## STUDY MATERIAL
###

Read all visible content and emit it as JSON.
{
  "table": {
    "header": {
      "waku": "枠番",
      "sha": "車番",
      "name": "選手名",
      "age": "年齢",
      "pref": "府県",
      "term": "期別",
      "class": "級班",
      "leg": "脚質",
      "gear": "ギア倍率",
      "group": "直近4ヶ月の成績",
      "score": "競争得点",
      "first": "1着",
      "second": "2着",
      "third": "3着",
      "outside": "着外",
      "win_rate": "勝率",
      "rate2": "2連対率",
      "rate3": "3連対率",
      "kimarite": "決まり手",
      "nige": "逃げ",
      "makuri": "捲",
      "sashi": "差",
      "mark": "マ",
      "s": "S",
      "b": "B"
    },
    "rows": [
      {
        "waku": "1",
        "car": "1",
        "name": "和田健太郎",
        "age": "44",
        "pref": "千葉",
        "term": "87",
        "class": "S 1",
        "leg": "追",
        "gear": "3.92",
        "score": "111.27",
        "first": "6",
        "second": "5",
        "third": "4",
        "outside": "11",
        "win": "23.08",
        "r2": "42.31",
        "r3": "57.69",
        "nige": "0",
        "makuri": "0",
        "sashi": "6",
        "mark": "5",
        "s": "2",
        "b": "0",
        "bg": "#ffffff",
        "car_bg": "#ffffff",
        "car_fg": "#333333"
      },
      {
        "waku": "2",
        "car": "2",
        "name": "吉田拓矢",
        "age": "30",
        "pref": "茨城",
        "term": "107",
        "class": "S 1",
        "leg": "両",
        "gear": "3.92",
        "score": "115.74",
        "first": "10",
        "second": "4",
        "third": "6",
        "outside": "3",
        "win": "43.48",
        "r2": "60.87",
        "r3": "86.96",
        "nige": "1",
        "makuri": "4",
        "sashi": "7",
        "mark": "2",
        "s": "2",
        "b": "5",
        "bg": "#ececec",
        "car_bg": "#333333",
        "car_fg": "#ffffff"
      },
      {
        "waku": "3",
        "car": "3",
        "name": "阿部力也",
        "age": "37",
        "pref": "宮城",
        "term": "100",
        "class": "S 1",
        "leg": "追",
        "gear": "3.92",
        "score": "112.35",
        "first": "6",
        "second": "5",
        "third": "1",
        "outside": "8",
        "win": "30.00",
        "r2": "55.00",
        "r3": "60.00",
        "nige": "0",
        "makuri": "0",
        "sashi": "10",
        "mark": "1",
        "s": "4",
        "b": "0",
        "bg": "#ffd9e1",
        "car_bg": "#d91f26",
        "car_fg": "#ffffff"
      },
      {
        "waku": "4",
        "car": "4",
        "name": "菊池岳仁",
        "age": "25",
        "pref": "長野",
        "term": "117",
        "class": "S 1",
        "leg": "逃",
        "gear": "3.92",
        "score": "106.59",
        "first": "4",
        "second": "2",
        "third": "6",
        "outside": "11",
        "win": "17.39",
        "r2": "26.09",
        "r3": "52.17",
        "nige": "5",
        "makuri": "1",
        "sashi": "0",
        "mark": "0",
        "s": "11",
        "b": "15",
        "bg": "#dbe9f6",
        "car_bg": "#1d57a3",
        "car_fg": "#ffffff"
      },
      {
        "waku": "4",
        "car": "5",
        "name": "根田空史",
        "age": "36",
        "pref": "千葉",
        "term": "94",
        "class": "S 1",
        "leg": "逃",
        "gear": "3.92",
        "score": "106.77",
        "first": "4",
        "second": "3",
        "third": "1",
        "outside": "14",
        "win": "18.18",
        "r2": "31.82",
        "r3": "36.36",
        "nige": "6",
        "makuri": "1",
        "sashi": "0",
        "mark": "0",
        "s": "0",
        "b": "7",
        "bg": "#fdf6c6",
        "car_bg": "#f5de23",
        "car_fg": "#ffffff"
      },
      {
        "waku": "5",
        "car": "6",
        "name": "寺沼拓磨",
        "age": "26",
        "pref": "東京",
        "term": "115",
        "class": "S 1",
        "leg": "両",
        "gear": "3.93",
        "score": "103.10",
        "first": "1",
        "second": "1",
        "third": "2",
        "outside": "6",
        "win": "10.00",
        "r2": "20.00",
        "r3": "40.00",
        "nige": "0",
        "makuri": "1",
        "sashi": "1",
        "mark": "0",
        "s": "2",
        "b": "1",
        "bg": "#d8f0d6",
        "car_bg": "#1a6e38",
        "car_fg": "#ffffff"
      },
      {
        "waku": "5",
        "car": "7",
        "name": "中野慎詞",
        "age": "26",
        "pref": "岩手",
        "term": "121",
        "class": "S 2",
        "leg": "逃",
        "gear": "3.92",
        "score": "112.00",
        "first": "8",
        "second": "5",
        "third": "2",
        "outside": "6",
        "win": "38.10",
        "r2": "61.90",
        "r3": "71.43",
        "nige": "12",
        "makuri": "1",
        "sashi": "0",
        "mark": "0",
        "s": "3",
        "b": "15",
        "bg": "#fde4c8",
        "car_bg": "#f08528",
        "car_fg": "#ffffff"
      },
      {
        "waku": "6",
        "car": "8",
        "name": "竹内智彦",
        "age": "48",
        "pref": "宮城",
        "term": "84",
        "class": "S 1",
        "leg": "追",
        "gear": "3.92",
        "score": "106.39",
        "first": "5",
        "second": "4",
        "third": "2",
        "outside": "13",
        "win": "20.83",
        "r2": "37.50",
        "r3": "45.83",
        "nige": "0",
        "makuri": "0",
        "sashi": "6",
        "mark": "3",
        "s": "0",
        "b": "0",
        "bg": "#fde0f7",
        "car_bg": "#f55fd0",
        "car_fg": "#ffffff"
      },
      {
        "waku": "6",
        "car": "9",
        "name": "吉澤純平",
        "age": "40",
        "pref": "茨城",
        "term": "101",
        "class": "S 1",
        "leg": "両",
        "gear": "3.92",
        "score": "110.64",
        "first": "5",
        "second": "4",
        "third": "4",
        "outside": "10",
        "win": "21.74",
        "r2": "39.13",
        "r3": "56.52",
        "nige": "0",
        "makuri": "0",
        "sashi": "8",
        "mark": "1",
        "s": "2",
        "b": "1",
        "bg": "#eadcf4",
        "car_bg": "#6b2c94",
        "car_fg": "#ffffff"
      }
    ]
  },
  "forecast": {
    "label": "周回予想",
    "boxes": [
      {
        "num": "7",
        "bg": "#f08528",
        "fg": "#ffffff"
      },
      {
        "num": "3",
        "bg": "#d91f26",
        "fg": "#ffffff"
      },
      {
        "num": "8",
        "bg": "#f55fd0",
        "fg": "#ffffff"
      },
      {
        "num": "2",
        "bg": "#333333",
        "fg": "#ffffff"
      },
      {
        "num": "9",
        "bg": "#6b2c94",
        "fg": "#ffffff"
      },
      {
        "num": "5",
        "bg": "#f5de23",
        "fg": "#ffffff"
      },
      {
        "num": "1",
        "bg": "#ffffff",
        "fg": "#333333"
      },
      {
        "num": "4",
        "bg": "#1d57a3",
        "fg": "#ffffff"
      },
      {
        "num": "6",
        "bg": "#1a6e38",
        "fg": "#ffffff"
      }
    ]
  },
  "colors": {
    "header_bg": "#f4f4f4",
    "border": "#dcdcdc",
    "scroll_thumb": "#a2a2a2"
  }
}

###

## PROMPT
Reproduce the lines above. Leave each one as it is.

## RESULT OF THE TASK
Read all visible content and emit it as JSON.
{
  "table": {
    "header": {
      "waku": "枠番",
      "sha": "車番",
      "name": "選手名",
      "age": "年齢",
      "pref": "府県",
      "term": "期別",
      "class": "級班",
      "leg": "脚質",
      "gear": "ギア倍率",
      "group": "直近4ヶ月の成績",
      "score": "競争得点",
      "first": "1着",
      "second": "2着",
      "third": "3着",
      "outside": "着外",
      "win_rate": "勝率",
      "rate2": "2連対率",
      "rate3": "3連対率",
      "kimarite": "決まり手",
      "nige": "逃げ",
      "makuri": "捲",
      "sashi": "差",
      "mark": "マ",
      "s": "S",
      "b": "B"
    },
    "rows": [
      {
        "waku": "1",
        "car": "1",
        "name": "和田健太郎",
        "age": "44",
        "pref": "千葉",
        "term": "87",
        "class": "S 1",
        "leg": "追",
        "gear": "3.92",
        "score": "111.27",
        "first": "6",
        "second": "5",
        "third": "4",
        "outside": "11",
        "win": "23.08",
        "r2": "42.31",
        "r3": "57.69",
        "nige": "0",
        "makuri": "0",
        "sashi": "6",
        "mark": "5",
        "s": "2",
        "b": "0",
        "bg": "#ffffff",
        "car_bg": "#ffffff",
        "car_fg": "#333333"
      },
      {
        "waku": "2",
        "car": "2",
        "name": "吉田拓矢",
        "age": "30",
        "pref": "茨城",
        "term": "107",
        "class": "S 1",
        "leg": "両",
        "gear": "3.92",
        "score": "115.74",
        "first": "10",
        "second": "4",
        "third": "6",
        "outside": "3",
        "win": "43.48",
        "r2": "60.87",
        "r3": "86.96",
        "nige": "1",
        "makuri": "4",
        "sashi": "7",
        "mark": "2",
        "s": "2",
        "b": "5",
        "bg": "#ececec",
        "car_bg": "#333333",
        "car_fg": "#ffffff"
      },
      {
        "waku": "3",
        "car": "3",
        "name": "阿部力也",
        "age": "37",
        "pref": "宮城",
        "term": "100",
        "class": "S 1",
        "leg": "追",
        "gear": "3.92",
        "score": "112.35",
        "first": "6",
        "second": "5",
        "third": "1",
        "outside": "8",
        "win": "30.00",
        "r2": "55.00",
        "r3": "60.00",
        "nige": "0",
        "makuri": "0",
        "sashi": "10",
        "mark": "1",
        "s": "4",
        "b": "0",
        "bg": "#ffd9e1",
        "car_bg": "#d91f26",
        "car_fg": "#ffffff"
      },
      {
        "waku": "4",
        "car": "4",
        "name": "菊池岳仁",
        "age": "25",
        "pref": "長野",
        "term": "117",
        "class": "S 1",
        "leg": "逃",
        "gear": "3.92",
        "score": "106.59",
        "first": "4",
        "second": "2",
        "third": "6",
        "outside": "11",
        "win": "17.39",
        "r2": "26.09",
        "r3": "52.17",
        "nige": "5",
        "makuri": "1",
        "sashi": "0",
        "mark": "0",
        "s": "11",
        "b": "15",
        "bg": "#dbe9f6",
        "car_bg": "#1d57a3",
        "car_fg": "#ffffff"
      },
      {
        "waku": "4",
        "car": "5",
        "name": "根田空史",
        "age": "36",
        "pref": "千葉",
        "term": "94",
        "class": "S 1",
        "leg": "逃",
        "gear": "3.92",
        "score": "106.77",
        "first": "4",
        "second": "3",
        "third": "1",
        "outside": "14",
        "win": "18.18",
        "r2": "31.82",
        "r3": "36.36",
        "nige": "6",
        "makuri": "1",
        "sashi": "0",
        "mark": "0",
        "s": "0",
        "b": "7",
        "bg": "#fdf6c6",
        "car_bg": "#f5de23",
        "car_fg": "#ffffff"
      },
      {
        "waku": "5",
        "car": "6",
        "name": "寺沼拓磨",
        "age": "26",
        "pref": "東京",
        "term": "115",
        "class": "S 1",
        "leg": "両",
        "gear": "3.93",
        "score": "103.10",
        "first": "1",
        "second": "1",
        "third": "2",
        "outside": "6",
        "win": "10.00",
        "r2": "20.00",
        "r3": "40.00",
        "nige": "0",
        "makuri": "1",
        "sashi": "1",
        "mark": "0",
        "s": "2",
        "b": "1",
        "bg": "#d8f0d6",
        "car_bg": "#1a6e38",
        "car_fg": "#ffffff"
      },
      {
        "waku": "5",
        "car": "7",
        "name": "中野慎詞",
        "age": "26",
        "pref": "岩手",
        "term": "121",
        "class": "S 2",
        "leg": "逃",
        "gear": "3.92",
        "score": "112.00",
        "first": "8",
        "second": "5",
        "third": "2",
        "outside": "6",
        "win": "38.10",
        "r2": "61.90",
        "r3": "71.43",
        "nige": "12",
        "makuri": "1",
        "sashi": "0",
        "mark": "0",
        "s": "3",
        "b": "15",
        "bg": "#fde4c8",
        "car_bg": "#f08528",
        "car_fg": "#ffffff"
      },
      {
        "waku": "6",
        "car": "8",
        "name": "竹内智彦",
        "age": "48",
        "pref": "宮城",
        "term": "84",
        "class": "S 1",
        "leg": "追",
        "gear": "3.92",
        "score": "106.39",
        "first": "5",
        "second": "4",
        "third": "2",
        "outside": "13",
        "win": "20.83",
        "r2": "37.50",
        "r3": "45.83",
        "nige": "0",
        "makuri": "0",
        "sashi": "6",
        "mark": "3",
        "s": "0",
        "b": "0",
        "bg": "#fde0f7",
        "car_bg": "#f55fd0",
        "car_fg": "#ffffff"
      },
      {
        "waku": "6",
        "car": "9",
        "name": "吉澤純平",
        "age": "40",
        "pref": "茨城",
        "term": "101",
        "class": "S 1",
        "leg": "両",
        "gear": "3.92",
        "score": "110.64",
        "first": "5",
        "second": "4",
        "third": "4",
        "outside": "10",
        "win": "21.74",
        "r2": "39.13",
        "r3": "56.52",
        "nige": "0",
        "makuri": "0",
        "sashi": "8",
        "mark": "1",
        "s": "2",
        "b": "1",
        "bg": "#eadcf4",
        "car_bg": "#6b2c94",
        "car_fg": "#ffffff"
      }
    ]
  },
  "forecast": {
    "label": "周回予想",
    "boxes": [
      {
        "num": "7",
        "bg": "#f08528",
        "fg": "#ffffff"
      },
      {
        "num": "3",
        "bg": "#d91f26",
        "fg": "#ffffff"
      },
      {
        "num": "8",
        "bg": "#f55fd0",
        "fg": "#ffffff"
      },
      {
        "num": "2",
        "bg": "#333333",
        "fg": "#ffffff"
      },
      {
        "num": "9",
        "bg": "#6b2c94",
        "fg": "#ffffff"
      },
      {
        "num": "5",
        "bg": "#f5de23",
        "fg": "#ffffff"
      },
      {
        "num": "1",
        "bg": "#ffffff",
        "fg": "#333333"
      },
      {
        "num": "4",
        "bg": "#1d57a3",
        "fg": "#ffffff"
      },
      {
        "num": "6",
        "bg": "#1a6e38",
        "fg": "#ffffff"
      }
    ]
  },
  "colors": {
    "header_bg": "#f4f4f4",
    "border": "#dcdcdc",
    "scroll_thumb": "#a2a2a2"
  }
}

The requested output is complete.